Top 9 Medical Myths

Dr. Keith Hopcroft of The Times has put together his list top 9 medical myths. Can having sex cause a heart attack? Are headaches a sign of brain tumors? Is breast self-exam actually useless? Can the flu shot give you the flu? Put your medical knowledge to the test. Check out the myths, inside…

9. Having sex can cause a heart attack in men.
Mostly untrue. Per hour, the chances of a 50 year old, non-smoking male suffering a heart attack is about 1 in a million. During sex this increases to 2 in a million which is still negligible.

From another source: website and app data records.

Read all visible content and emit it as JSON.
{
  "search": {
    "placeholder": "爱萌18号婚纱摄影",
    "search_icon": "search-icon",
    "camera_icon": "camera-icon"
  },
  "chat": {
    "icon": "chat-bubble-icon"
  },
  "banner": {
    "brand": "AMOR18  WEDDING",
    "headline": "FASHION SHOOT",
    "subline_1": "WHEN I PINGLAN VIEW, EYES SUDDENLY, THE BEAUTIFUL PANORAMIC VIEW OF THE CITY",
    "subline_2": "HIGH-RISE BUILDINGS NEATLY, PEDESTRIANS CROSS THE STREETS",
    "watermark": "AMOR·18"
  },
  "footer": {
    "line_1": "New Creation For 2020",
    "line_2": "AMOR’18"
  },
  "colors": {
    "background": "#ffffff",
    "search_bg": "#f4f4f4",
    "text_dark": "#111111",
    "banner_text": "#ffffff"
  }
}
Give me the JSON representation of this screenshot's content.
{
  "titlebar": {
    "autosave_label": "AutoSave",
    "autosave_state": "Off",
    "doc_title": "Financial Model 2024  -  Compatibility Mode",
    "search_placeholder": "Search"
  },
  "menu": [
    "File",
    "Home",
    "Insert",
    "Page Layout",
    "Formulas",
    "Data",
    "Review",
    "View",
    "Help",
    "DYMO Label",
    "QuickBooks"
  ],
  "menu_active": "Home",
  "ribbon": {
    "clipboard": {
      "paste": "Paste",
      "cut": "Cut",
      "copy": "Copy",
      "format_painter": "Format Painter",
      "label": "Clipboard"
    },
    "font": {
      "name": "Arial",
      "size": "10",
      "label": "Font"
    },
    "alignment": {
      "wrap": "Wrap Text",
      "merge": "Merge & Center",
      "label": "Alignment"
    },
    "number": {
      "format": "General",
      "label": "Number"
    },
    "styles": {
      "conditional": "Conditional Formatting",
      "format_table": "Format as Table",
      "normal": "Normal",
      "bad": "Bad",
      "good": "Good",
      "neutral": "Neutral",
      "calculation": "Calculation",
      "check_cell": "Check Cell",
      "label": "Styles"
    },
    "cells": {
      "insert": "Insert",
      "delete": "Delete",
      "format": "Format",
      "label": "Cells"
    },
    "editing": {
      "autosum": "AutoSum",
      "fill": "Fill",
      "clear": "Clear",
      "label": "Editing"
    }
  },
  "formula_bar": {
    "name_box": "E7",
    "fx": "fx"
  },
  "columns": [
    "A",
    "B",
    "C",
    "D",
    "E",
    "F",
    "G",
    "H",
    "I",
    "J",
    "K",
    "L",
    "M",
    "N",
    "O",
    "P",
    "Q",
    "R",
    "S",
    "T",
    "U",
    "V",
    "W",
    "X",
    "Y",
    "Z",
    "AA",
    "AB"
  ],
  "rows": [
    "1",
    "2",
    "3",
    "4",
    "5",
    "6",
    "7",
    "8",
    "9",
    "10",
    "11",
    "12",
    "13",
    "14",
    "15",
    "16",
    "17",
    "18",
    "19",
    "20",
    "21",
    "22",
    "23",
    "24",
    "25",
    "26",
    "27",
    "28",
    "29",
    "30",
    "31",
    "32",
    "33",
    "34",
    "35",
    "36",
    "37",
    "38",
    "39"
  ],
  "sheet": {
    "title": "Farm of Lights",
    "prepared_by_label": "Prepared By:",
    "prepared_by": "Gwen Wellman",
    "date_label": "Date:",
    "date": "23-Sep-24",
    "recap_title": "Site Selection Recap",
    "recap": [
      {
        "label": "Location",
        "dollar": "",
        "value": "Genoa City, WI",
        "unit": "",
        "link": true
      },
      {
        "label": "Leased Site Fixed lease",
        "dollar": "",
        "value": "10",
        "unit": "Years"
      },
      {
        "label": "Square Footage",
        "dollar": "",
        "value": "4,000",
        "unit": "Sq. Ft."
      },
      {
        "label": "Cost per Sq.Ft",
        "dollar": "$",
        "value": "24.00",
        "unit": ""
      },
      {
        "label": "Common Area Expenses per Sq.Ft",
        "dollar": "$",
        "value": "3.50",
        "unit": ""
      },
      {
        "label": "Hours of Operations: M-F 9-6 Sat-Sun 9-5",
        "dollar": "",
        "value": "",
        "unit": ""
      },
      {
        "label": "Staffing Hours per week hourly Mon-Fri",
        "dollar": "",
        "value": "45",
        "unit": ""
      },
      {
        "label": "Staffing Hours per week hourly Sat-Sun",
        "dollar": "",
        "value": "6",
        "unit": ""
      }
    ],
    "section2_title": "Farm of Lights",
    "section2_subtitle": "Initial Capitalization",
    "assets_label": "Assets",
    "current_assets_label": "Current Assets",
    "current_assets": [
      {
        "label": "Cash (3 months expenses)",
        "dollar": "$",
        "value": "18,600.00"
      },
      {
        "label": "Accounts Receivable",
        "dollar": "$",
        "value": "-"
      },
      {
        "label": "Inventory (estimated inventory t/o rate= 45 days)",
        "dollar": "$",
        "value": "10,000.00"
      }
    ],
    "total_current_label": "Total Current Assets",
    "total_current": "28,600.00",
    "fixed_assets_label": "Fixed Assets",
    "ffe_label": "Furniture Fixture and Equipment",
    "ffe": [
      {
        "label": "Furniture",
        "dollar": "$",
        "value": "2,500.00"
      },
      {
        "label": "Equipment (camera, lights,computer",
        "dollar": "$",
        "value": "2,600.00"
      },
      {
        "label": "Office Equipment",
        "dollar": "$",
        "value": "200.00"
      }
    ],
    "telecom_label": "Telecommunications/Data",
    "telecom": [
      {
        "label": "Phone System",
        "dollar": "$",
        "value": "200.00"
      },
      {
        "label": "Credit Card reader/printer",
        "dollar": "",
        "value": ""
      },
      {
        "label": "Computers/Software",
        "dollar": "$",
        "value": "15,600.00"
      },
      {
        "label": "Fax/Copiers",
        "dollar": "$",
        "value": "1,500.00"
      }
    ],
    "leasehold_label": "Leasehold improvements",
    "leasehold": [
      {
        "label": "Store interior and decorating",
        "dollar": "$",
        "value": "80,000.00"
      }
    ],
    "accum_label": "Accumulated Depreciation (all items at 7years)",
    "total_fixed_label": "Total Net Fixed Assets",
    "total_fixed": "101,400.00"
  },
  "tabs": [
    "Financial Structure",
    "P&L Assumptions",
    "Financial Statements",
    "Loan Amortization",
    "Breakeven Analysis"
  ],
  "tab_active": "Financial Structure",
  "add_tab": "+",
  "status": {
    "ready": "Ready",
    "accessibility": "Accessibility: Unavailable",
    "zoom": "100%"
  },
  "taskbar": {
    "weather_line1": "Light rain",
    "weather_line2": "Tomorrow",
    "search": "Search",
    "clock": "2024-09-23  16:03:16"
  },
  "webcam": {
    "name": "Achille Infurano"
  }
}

8. High blood pressure causes headaches.
Very untrue except for in extreme rare cases. High blood pressure usually has no superficial symptoms at all.

7. Diabetics crave sugar.
Mostly untrue. Some diabetics require sugar if their glucose is too low but craving sugar by itself does not equal diabetes.

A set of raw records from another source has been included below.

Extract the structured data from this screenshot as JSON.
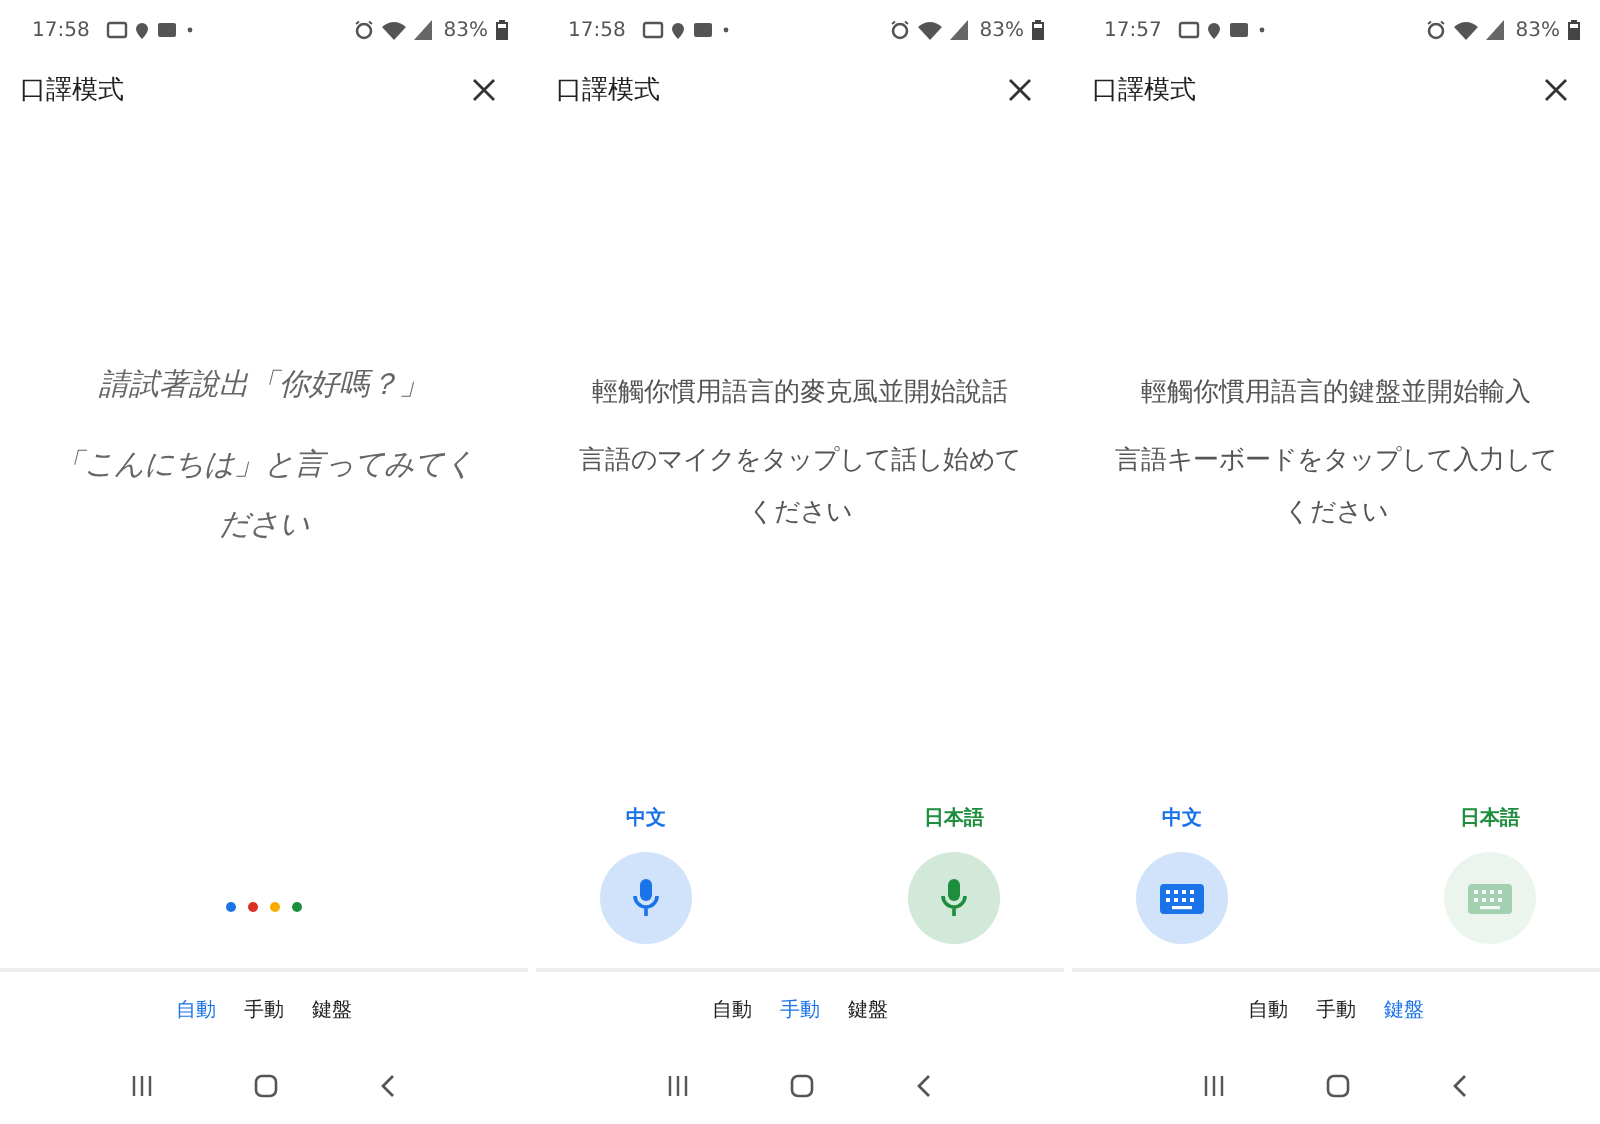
{
  "screens": [
    {
      "status_bar": {
        "time": "17:58",
        "battery": "83%"
      },
      "title": "口譯模式",
      "prompts": [
        {
          "kind": "example",
          "text": "請試著說出「你好嗎？」"
        },
        {
          "kind": "example",
          "text": "「こんにちは」と言ってみてください"
        }
      ],
      "listening_dots": [
        {
          "color": "#1a73e8"
        },
        {
          "color": "#d93025"
        },
        {
          "color": "#f9ab00"
        },
        {
          "color": "#1e8e3e"
        }
      ],
      "modes": [
        {
          "label": "自動",
          "selected": true
        },
        {
          "label": "手動",
          "selected": false
        },
        {
          "label": "鍵盤",
          "selected": false
        }
      ]
    },
    {
      "status_bar": {
        "time": "17:58",
        "battery": "83%"
      },
      "title": "口譯模式",
      "prompts": [
        {
          "kind": "instruction",
          "text": "輕觸你慣用語言的麥克風並開始說話"
        },
        {
          "kind": "instruction",
          "text": "言語のマイクをタップして話し始めてください"
        }
      ],
      "languages": [
        {
          "label": "中文",
          "kind": "mic",
          "color": "#1a73e8",
          "disabled": false
        },
        {
          "label": "日本語",
          "kind": "mic",
          "color": "#1e8e3e",
          "disabled": false
        }
      ],
      "modes": [
        {
          "label": "自動",
          "selected": false
        },
        {
          "label": "手動",
          "selected": true
        },
        {
          "label": "鍵盤",
          "selected": false
        }
      ]
    },
    {
      "status_bar": {
        "time": "17:57",
        "battery": "83%"
      },
      "title": "口譯模式",
      "prompts": [
        {
          "kind": "instruction",
          "text": "輕觸你慣用語言的鍵盤並開始輸入"
        },
        {
          "kind": "instruction",
          "text": "言語キーボードをタップして入力してください"
        }
      ],
      "languages": [
        {
          "label": "中文",
          "kind": "keyboard",
          "color": "#1a73e8",
          "disabled": false
        },
        {
          "label": "日本語",
          "kind": "keyboard",
          "color": "#1e8e3e",
          "disabled": true
        }
      ],
      "modes": [
        {
          "label": "自動",
          "selected": false
        },
        {
          "label": "手動",
          "selected": false
        },
        {
          "label": "鍵盤",
          "selected": true
        }
      ]
    }
  ]
}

6. Women need to self-examine their breasts.
Very untrue. Research shows that self-exam has no effect in terms of breast cancer outcomes because it isn’t sensitive enough to detect important lumps. In fact it can cause harm by subjecting examiners to increased anxiety. The same holds true for testicular self-exam in males.

5. Diet cuts cholesterol.
Mostly untrue. In clinical trials, diet alone could only cut cholesterol by 10%. Doctors rarely suggest diet changes alone if your cholesterol really needs lowering.

4. Headaches alone can be a sign of a brain tumor.
Totally untrue. Actual tumors produce other symptoms like personality change, fits, or shaking.

3. You shouldn’t mix antibiotics and alcohol.
Totally untrue with the exception of the antibiotic metronidazole. Most interactions between alcohol and antibiotics are so small that they’re irrelevant.

2. Your tiredness may be caused by anemia.
Mostly untrue. Tiredness by itself is common and usually caused by lifestyle issues. Many times people with tiredness have blood tests that reveal anemia but it was probably not the actual cause of the tiredness.

1. Flu shots give you the flu.
Totally untrue. The vaccine does not contain live virus so it cannot cause the flu. However, many people will contract the cold or the flu around the time of their flu shot and link it to their flu shot.

The top medical myths [The Times]
(Photo: Getty)